_EXERCISE OBJECTIVE_
Could you write out each entry exactly as it reads?

_DATA IN THIS EXERCISE_

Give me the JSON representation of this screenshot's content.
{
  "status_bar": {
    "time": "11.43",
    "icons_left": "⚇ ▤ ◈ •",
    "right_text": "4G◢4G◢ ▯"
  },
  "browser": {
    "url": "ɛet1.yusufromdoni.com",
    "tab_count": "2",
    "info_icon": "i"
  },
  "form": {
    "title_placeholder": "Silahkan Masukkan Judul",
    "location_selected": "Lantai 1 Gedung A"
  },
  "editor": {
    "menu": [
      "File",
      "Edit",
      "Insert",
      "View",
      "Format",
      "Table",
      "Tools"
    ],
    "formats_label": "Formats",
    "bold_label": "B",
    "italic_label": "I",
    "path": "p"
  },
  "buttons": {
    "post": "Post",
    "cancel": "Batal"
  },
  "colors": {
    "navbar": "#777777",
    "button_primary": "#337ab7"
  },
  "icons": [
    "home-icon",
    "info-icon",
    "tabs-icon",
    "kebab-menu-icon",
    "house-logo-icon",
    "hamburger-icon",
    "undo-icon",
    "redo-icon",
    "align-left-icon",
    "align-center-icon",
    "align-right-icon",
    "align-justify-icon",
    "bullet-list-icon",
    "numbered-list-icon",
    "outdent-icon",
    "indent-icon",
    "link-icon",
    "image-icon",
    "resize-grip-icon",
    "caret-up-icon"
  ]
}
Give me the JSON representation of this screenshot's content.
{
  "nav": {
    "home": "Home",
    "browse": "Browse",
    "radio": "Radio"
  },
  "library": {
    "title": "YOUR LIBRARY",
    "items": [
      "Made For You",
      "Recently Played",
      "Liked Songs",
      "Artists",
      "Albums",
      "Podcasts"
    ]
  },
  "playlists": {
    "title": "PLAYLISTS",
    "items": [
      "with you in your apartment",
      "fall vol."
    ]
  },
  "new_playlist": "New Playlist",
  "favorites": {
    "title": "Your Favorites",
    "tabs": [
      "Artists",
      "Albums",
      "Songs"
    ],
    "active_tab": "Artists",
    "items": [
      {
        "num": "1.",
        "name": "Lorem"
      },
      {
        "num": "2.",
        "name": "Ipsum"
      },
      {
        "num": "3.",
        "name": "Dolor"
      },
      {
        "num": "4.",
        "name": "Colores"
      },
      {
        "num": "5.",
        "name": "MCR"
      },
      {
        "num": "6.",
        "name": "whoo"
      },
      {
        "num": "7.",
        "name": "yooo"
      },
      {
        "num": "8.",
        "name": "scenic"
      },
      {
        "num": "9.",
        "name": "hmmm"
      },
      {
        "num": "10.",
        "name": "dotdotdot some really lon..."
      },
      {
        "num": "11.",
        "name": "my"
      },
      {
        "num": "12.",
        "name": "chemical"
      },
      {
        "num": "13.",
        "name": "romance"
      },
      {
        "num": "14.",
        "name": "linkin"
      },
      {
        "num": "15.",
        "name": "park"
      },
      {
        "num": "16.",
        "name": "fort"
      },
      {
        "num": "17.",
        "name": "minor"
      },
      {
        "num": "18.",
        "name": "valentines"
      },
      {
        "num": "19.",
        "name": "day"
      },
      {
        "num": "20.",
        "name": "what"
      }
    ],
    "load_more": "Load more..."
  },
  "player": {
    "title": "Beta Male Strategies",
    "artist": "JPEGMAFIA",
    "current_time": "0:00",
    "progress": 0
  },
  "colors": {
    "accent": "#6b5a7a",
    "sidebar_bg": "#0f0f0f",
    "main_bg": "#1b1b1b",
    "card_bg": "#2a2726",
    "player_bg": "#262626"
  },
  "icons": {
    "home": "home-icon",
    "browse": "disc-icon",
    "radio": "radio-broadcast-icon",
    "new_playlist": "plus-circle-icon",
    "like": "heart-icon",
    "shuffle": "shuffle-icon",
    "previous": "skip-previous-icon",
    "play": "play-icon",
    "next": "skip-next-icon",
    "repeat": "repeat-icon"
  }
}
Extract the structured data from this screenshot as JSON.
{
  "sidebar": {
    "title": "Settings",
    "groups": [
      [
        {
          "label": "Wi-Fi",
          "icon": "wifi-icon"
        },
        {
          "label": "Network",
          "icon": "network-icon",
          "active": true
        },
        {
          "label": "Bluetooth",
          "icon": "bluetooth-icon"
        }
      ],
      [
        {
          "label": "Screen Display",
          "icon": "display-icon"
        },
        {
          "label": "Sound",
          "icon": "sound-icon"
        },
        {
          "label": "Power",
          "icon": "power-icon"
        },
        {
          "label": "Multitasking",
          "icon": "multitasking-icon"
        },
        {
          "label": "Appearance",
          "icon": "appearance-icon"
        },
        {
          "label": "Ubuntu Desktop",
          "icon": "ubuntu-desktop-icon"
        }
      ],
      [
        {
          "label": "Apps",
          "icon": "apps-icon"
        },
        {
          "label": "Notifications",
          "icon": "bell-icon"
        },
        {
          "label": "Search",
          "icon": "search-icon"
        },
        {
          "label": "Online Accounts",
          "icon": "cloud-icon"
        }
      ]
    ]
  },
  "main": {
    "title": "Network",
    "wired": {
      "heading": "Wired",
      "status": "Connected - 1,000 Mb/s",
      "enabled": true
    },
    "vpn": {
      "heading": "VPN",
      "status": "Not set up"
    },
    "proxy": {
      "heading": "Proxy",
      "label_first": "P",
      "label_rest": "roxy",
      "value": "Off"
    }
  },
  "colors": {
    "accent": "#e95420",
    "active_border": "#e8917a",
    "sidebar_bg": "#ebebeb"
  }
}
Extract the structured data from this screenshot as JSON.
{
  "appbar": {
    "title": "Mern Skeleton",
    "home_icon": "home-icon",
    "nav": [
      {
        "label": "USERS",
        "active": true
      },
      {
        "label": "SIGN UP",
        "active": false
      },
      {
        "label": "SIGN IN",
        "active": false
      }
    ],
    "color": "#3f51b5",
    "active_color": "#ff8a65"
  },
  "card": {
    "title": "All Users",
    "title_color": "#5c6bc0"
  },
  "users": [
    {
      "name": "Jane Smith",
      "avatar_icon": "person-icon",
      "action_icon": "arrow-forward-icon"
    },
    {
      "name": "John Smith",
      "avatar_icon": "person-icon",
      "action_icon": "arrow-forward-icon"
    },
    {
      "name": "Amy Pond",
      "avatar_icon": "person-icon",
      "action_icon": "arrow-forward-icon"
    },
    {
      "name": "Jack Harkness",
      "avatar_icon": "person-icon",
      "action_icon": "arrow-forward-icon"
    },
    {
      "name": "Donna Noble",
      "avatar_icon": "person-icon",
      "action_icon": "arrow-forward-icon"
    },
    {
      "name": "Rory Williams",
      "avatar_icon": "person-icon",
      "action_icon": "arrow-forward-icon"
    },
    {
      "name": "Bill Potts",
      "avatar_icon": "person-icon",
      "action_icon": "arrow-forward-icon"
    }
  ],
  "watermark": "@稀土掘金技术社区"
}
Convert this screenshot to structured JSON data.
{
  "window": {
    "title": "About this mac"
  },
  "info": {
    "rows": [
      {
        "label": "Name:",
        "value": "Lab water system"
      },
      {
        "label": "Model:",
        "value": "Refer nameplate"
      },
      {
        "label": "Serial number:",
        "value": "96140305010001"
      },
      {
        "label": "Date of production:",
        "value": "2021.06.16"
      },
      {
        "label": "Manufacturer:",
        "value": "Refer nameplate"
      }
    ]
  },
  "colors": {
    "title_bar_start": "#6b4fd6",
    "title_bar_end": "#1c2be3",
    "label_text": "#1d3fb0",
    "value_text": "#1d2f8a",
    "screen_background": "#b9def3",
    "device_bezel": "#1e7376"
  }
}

_SOLUTION BELOW_
Give me the JSON representation of this screenshot's content.
{
  "status_bar": {
    "time": "11.43",
    "icons_left": "⚇ ▤ ◈ •",
    "right_text": "4G◢4G◢ ▯"
  },
  "browser": {
    "url": "ɛet1.yusufromdoni.com",
    "tab_count": "2",
    "info_icon": "i"
  },
  "form": {
    "title_placeholder": "Silahkan Masukkan Judul",
    "location_selected": "Lantai 1 Gedung A"
  },
  "editor": {
    "menu": [
      "File",
      "Edit",
      "Insert",
      "View",
      "Format",
      "Table",
      "Tools"
    ],
    "formats_label": "Formats",
    "bold_label": "B",
    "italic_label": "I",
    "path": "p"
  },
  "buttons": {
    "post": "Post",
    "cancel": "Batal"
  },
  "colors": {
    "navbar": "#777777",
    "button_primary": "#337ab7"
  },
  "icons": [
    "home-icon",
    "info-icon",
    "tabs-icon",
    "kebab-menu-icon",
    "house-logo-icon",
    "hamburger-icon",
    "undo-icon",
    "redo-icon",
    "align-left-icon",
    "align-center-icon",
    "align-right-icon",
    "align-justify-icon",
    "bullet-list-icon",
    "numbered-list-icon",
    "outdent-icon",
    "indent-icon",
    "link-icon",
    "image-icon",
    "resize-grip-icon",
    "caret-up-icon"
  ]
}
Give me the JSON representation of this screenshot's content.
{
  "nav": {
    "home": "Home",
    "browse": "Browse",
    "radio": "Radio"
  },
  "library": {
    "title": "YOUR LIBRARY",
    "items": [
      "Made For You",
      "Recently Played",
      "Liked Songs",
      "Artists",
      "Albums",
      "Podcasts"
    ]
  },
  "playlists": {
    "title": "PLAYLISTS",
    "items": [
      "with you in your apartment",
      "fall vol."
    ]
  },
  "new_playlist": "New Playlist",
  "favorites": {
    "title": "Your Favorites",
    "tabs": [
      "Artists",
      "Albums",
      "Songs"
    ],
    "active_tab": "Artists",
    "items": [
      {
        "num": "1.",
        "name": "Lorem"
      },
      {
        "num": "2.",
        "name": "Ipsum"
      },
      {
        "num": "3.",
        "name": "Dolor"
      },
      {
        "num": "4.",
        "name": "Colores"
      },
      {
        "num": "5.",
        "name": "MCR"
      },
      {
        "num": "6.",
        "name": "whoo"
      },
      {
        "num": "7.",
        "name": "yooo"
      },
      {
        "num": "8.",
        "name": "scenic"
      },
      {
        "num": "9.",
        "name": "hmmm"
      },
      {
        "num": "10.",
        "name": "dotdotdot some really lon..."
      },
      {
        "num": "11.",
        "name": "my"
      },
      {
        "num": "12.",
        "name": "chemical"
      },
      {
        "num": "13.",
        "name": "romance"
      },
      {
        "num": "14.",
        "name": "linkin"
      },
      {
        "num": "15.",
        "name": "park"
      },
      {
        "num": "16.",
        "name": "fort"
      },
      {
        "num": "17.",
        "name": "minor"
      },
      {
        "num": "18.",
        "name": "valentines"
      },
      {
        "num": "19.",
        "name": "day"
      },
      {
        "num": "20.",
        "name": "what"
      }
    ],
    "load_more": "Load more..."
  },
  "player": {
    "title": "Beta Male Strategies",
    "artist": "JPEGMAFIA",
    "current_time": "0:00",
    "progress": 0
  },
  "colors": {
    "accent": "#6b5a7a",
    "sidebar_bg": "#0f0f0f",
    "main_bg": "#1b1b1b",
    "card_bg": "#2a2726",
    "player_bg": "#262626"
  },
  "icons": {
    "home": "home-icon",
    "browse": "disc-icon",
    "radio": "radio-broadcast-icon",
    "new_playlist": "plus-circle-icon",
    "like": "heart-icon",
    "shuffle": "shuffle-icon",
    "previous": "skip-previous-icon",
    "play": "play-icon",
    "next": "skip-next-icon",
    "repeat": "repeat-icon"
  }
}
Extract the structured data from this screenshot as JSON.
{
  "sidebar": {
    "title": "Settings",
    "groups": [
      [
        {
          "label": "Wi-Fi",
          "icon": "wifi-icon"
        },
        {
          "label": "Network",
          "icon": "network-icon",
          "active": true
        },
        {
          "label": "Bluetooth",
          "icon": "bluetooth-icon"
        }
      ],
      [
        {
          "label": "Screen Display",
          "icon": "display-icon"
        },
        {
          "label": "Sound",
          "icon": "sound-icon"
        },
        {
          "label": "Power",
          "icon": "power-icon"
        },
        {
          "label": "Multitasking",
          "icon": "multitasking-icon"
        },
        {
          "label": "Appearance",
          "icon": "appearance-icon"
        },
        {
          "label": "Ubuntu Desktop",
          "icon": "ubuntu-desktop-icon"
        }
      ],
      [
        {
          "label": "Apps",
          "icon": "apps-icon"
        },
        {
          "label": "Notifications",
          "icon": "bell-icon"
        },
        {
          "label": "Search",
          "icon": "search-icon"
        },
        {
          "label": "Online Accounts",
          "icon": "cloud-icon"
        }
      ]
    ]
  },
  "main": {
    "title": "Network",
    "wired": {
      "heading": "Wired",
      "status": "Connected - 1,000 Mb/s",
      "enabled": true
    },
    "vpn": {
      "heading": "VPN",
      "status": "Not set up"
    },
    "proxy": {
      "heading": "Proxy",
      "label_first": "P",
      "label_rest": "roxy",
      "value": "Off"
    }
  },
  "colors": {
    "accent": "#e95420",
    "active_border": "#e8917a",
    "sidebar_bg": "#ebebeb"
  }
}
Extract the structured data from this screenshot as JSON.
{
  "appbar": {
    "title": "Mern Skeleton",
    "home_icon": "home-icon",
    "nav": [
      {
        "label": "USERS",
        "active": true
      },
      {
        "label": "SIGN UP",
        "active": false
      },
      {
        "label": "SIGN IN",
        "active": false
      }
    ],
    "color": "#3f51b5",
    "active_color": "#ff8a65"
  },
  "card": {
    "title": "All Users",
    "title_color": "#5c6bc0"
  },
  "users": [
    {
      "name": "Jane Smith",
      "avatar_icon": "person-icon",
      "action_icon": "arrow-forward-icon"
    },
    {
      "name": "John Smith",
      "avatar_icon": "person-icon",
      "action_icon": "arrow-forward-icon"
    },
    {
      "name": "Amy Pond",
      "avatar_icon": "person-icon",
      "action_icon": "arrow-forward-icon"
    },
    {
      "name": "Jack Harkness",
      "avatar_icon": "person-icon",
      "action_icon": "arrow-forward-icon"
    },
    {
      "name": "Donna Noble",
      "avatar_icon": "person-icon",
      "action_icon": "arrow-forward-icon"
    },
    {
      "name": "Rory Williams",
      "avatar_icon": "person-icon",
      "action_icon": "arrow-forward-icon"
    },
    {
      "name": "Bill Potts",
      "avatar_icon": "person-icon",
      "action_icon": "arrow-forward-icon"
    }
  ],
  "watermark": "@稀土掘金技术社区"
}
Convert this screenshot to structured JSON data.
{
  "window": {
    "title": "About this mac"
  },
  "info": {
    "rows": [
      {
        "label": "Name:",
        "value": "Lab water system"
      },
      {
        "label": "Model:",
        "value": "Refer nameplate"
      },
      {
        "label": "Serial number:",
        "value": "96140305010001"
      },
      {
        "label": "Date of production:",
        "value": "2021.06.16"
      },
      {
        "label": "Manufacturer:",
        "value": "Refer nameplate"
      }
    ]
  },
  "colors": {
    "title_bar_start": "#6b4fd6",
    "title_bar_end": "#1c2be3",
    "label_text": "#1d3fb0",
    "value_text": "#1d2f8a",
    "screen_background": "#b9def3",
    "device_bezel": "#1e7376"
  }
}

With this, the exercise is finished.